“Mindfulness is the energy of being aware and awake to the present moment. It is the continuous practice of touching life deeply in every moment of daily life. To be mindful is to be truly alive, present, and at one with those around you and with what you are doing. We bring our body and mind into harmony while we wash the dishes, drive the car, or take our morning shower.” The Thichnhathanh Foundation
Many of us experience stress and that makes us suffer!
Stress is a pervasive issue in modern society and has become a global public health problem. Continuous stress may lead to unproductive rumination that consumes energy and reinforces the experience of stress itself. Additionally, exaggerated stress can challenge resilience aspects such as hope and the capacity to forgive. Although certain levels of stress may result in improved functioning, there is evidence that a great deal of stress can negatively affect both physical and mental health. Stress has been linked to autoimmune disease, migraines, obesity, muscle tension and backache, high cholesterol, coronary heart disease, hypertension, stroke, and other quality of life issues that affect humans.
What is mindfulness and can it help?
Mindfulness is defined by Jon Kabat-Zinn, (https://www.mindfulnesscds.com/) the founder of MBSR, as a moment-to-moment awareness and is cultivated by purposefully paying attention to the present moment, with a nonjudging, non-striving attitude of acceptance. Since the creation of the 8-week MBSR course by Jon Kabat Zinn, there is now abundant scientific evidence of the effectiveness of the practice.

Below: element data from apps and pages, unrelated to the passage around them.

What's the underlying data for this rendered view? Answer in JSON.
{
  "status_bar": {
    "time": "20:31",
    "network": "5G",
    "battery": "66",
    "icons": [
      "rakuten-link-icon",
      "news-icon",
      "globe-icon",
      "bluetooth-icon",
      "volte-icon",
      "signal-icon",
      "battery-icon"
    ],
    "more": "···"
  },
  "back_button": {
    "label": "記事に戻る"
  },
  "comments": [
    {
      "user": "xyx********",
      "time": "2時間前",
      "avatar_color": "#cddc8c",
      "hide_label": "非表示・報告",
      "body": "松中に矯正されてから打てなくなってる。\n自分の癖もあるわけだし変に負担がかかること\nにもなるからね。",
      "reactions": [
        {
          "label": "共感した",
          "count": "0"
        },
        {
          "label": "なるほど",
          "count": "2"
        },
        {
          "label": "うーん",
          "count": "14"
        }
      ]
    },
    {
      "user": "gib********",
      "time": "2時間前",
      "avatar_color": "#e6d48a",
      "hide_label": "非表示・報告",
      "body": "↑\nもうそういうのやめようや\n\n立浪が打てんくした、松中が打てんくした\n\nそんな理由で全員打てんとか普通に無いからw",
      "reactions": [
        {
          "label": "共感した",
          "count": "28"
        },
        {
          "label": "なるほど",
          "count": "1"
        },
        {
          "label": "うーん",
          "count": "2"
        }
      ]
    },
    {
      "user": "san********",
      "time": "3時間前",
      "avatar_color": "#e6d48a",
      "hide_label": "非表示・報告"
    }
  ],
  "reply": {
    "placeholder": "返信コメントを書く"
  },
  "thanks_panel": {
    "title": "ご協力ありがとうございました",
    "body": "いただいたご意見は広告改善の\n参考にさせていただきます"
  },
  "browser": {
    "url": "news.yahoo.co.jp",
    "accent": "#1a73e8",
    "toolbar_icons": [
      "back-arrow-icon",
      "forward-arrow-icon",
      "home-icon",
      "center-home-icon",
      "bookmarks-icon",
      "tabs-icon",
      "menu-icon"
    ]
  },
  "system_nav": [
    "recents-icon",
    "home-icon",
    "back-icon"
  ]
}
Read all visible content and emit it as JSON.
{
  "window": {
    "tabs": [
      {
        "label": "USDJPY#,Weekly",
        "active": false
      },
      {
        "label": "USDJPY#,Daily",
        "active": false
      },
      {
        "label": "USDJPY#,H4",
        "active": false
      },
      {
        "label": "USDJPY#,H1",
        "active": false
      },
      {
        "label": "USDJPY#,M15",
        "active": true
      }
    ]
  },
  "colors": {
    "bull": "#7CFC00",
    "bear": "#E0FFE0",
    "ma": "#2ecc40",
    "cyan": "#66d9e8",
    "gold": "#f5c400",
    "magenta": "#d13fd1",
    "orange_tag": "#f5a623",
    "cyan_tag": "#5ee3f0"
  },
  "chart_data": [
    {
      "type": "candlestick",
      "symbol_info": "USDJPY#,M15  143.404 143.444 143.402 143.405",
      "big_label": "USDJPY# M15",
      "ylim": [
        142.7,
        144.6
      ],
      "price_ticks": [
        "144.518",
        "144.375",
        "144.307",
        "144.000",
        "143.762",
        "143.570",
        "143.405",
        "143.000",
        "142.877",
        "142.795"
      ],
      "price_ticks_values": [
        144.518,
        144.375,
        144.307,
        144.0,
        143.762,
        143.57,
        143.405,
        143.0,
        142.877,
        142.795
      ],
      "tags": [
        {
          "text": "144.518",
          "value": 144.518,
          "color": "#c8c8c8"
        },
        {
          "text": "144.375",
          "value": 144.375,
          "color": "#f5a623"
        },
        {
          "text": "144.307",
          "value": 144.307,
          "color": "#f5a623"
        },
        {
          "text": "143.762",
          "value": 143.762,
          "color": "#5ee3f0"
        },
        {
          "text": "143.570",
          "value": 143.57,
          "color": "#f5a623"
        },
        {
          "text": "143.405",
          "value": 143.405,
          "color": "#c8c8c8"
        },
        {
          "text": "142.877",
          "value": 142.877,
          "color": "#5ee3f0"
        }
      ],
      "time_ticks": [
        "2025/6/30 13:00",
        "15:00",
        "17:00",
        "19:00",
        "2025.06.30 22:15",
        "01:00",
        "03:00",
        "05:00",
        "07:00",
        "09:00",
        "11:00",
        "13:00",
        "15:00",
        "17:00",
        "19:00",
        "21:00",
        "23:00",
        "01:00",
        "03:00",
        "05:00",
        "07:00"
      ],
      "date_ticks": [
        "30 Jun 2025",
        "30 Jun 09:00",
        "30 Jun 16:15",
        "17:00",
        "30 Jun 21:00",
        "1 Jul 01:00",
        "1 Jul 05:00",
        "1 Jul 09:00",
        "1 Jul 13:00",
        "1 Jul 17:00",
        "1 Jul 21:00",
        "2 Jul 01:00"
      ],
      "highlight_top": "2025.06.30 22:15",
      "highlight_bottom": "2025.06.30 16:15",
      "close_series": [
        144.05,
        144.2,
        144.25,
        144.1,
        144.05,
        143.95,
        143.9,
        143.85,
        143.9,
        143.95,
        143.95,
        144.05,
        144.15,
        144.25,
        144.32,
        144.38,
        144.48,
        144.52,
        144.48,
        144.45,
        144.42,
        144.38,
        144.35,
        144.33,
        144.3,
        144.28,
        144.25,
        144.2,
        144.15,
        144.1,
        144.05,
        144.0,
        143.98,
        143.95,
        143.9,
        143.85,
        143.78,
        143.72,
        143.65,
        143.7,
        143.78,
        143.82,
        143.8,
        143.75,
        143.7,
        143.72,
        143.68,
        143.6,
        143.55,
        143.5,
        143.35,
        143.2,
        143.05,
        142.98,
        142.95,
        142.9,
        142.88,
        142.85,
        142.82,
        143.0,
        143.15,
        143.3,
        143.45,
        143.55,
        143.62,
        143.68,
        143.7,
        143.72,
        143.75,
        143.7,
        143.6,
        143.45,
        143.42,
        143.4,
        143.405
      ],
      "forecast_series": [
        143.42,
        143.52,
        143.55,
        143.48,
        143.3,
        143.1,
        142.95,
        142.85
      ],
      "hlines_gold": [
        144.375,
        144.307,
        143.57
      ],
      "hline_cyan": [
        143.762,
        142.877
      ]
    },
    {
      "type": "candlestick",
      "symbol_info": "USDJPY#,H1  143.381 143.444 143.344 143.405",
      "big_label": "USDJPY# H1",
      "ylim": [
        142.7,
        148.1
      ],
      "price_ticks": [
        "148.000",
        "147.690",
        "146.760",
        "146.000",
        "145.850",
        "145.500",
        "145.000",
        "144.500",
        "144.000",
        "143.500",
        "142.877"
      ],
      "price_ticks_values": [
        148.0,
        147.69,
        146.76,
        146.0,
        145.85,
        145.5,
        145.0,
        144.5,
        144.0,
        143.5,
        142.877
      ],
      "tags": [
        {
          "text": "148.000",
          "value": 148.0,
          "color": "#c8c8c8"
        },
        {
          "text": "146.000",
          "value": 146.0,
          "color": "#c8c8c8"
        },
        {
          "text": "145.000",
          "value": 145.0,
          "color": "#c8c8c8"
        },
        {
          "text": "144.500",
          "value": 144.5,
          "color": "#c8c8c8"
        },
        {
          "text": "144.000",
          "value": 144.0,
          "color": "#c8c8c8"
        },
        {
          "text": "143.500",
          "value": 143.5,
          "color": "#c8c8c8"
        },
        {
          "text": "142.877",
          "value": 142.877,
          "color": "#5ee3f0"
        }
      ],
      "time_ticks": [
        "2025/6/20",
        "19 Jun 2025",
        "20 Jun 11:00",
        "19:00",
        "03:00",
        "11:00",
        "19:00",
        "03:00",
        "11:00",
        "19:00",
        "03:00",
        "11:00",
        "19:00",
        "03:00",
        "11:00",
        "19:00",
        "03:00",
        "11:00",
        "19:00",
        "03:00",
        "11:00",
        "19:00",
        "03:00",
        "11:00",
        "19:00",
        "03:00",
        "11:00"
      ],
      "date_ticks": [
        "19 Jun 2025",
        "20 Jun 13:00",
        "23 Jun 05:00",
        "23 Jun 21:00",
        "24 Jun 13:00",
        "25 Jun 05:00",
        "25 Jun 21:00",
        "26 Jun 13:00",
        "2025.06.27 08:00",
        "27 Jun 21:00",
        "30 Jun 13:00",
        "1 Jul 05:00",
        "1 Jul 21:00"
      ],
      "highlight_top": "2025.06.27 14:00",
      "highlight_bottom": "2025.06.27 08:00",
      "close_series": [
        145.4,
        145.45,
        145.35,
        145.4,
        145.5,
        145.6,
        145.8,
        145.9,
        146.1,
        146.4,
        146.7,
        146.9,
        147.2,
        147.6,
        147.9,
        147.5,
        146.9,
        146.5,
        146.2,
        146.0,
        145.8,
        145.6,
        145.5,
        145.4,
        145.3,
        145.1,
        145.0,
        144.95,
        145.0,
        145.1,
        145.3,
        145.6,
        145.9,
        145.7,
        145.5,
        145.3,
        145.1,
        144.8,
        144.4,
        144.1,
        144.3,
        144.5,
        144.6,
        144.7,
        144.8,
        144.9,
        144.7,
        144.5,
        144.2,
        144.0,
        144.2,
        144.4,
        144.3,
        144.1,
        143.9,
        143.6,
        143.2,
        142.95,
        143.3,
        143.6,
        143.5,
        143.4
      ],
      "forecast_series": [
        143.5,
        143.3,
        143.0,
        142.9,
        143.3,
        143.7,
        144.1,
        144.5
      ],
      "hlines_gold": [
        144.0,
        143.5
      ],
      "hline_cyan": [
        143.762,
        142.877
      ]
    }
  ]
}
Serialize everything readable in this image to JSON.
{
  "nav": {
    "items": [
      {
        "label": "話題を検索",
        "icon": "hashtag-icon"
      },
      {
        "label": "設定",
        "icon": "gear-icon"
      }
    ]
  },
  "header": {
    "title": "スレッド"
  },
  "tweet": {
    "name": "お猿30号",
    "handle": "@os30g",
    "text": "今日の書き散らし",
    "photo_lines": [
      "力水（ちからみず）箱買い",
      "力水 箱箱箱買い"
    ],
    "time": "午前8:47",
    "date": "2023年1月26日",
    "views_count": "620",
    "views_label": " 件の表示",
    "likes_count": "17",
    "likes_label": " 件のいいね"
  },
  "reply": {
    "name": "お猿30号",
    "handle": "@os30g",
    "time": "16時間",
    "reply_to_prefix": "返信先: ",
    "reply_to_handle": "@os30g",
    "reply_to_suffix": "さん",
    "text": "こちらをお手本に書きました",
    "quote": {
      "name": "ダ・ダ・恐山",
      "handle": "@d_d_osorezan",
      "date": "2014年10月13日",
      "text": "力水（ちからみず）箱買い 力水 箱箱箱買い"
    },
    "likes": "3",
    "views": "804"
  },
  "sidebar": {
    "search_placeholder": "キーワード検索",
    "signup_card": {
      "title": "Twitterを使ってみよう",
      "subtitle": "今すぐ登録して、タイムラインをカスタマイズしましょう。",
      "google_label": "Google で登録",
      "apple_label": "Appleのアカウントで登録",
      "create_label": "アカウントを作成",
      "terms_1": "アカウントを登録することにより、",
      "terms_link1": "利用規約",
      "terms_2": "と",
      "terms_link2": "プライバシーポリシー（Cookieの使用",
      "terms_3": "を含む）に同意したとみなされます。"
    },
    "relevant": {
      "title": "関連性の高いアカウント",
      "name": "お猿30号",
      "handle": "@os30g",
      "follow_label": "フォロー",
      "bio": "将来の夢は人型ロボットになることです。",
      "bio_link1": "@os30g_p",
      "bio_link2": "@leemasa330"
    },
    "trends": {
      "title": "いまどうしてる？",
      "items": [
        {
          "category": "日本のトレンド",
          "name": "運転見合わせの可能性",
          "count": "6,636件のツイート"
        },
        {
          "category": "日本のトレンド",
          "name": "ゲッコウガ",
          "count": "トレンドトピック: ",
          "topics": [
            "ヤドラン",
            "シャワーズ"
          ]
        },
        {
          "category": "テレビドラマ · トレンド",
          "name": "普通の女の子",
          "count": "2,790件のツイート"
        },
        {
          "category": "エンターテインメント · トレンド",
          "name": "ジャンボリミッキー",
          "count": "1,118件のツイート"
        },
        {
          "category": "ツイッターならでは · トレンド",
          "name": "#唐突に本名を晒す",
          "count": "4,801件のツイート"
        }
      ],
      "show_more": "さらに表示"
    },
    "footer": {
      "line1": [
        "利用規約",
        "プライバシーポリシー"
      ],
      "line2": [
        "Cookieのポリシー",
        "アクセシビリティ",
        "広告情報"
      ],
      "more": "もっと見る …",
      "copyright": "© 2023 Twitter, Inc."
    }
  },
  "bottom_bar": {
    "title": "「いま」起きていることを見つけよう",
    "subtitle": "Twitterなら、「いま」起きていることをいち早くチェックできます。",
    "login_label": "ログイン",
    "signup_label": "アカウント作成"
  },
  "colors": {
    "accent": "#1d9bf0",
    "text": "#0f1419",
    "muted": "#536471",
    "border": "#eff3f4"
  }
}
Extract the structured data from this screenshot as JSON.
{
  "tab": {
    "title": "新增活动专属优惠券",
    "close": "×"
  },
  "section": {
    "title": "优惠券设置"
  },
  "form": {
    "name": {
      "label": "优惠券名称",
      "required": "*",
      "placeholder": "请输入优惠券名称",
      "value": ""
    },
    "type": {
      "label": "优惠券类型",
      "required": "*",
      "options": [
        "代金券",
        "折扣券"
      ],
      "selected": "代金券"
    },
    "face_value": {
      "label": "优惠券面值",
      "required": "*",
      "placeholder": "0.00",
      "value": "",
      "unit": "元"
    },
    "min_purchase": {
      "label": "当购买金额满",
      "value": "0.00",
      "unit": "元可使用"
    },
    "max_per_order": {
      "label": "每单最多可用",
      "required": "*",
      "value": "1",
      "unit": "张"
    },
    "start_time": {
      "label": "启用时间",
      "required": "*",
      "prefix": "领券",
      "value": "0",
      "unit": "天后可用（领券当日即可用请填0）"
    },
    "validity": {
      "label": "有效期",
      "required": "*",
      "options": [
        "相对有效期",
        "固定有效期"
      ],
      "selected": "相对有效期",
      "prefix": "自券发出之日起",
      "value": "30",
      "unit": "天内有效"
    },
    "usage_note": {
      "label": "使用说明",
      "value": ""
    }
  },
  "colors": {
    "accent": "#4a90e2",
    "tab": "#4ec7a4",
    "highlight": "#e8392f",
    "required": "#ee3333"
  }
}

In general, the mindfulness practice with MBSR has shown to decrease stress, enhance the ability to deal with illness, facilitate recovery, decrease depressive symptoms and in general improve one’s health. (The Benefits of Mindfulness.) More specifically, it can improve the higher brain functions, increase immunity, lower blood pressure and heart rate, increase awareness, attention and focus, increase in clarity of thinking, lower anxiety level and contribute to calmness whilst increasing the feeling of connectedness. In this vein, there is now a whole community of practitioners of mindfulness to which one connect and experience the results of the practice together.
How is mindfulness training done and what do I learn?
Mindfulness-based stress reduction (MBSR) sessions provide training in formal mindfulness practices, including body scan, sitting meditation, and Hatha yoga-based exercises. The body scan involves paying attention to parts of the body and bodily sensations in sequence, in a gradual sweeping of attention through the body from feet to head. In sitting meditation, the primary focus of this mindful attention is on breathing, the rising and falling abdomen, as well as on other perceptions and a state of non-judgmental awareness of cognitions and the stream of thoughts and distractions that flow through the mind. Mindful movement is based on Hatha yoga and focuses on moving the body through a series of postures to develop greater strength, balance, flexibility, and body awareness. Hatha yoga is included in the program as a means of encouraging attentiveness to body sensations and movement. In all of these exercises, when thoughts arise and attention wanders, the practice is to return the attention to the intended focus. Participants are also encouraged to practice mindfulness informally by brining attention to emotions, thoughts, and appraisals that occur while engaged in everyday activities, including walking, eating, driving, working, and conversing. MBSR is based on training attention through straightforward, secular, meditation techniques. It seeks to change our relationship with stressful thoughts and events, by decreasing emotional reactivity and enhancing cognitive appraisal.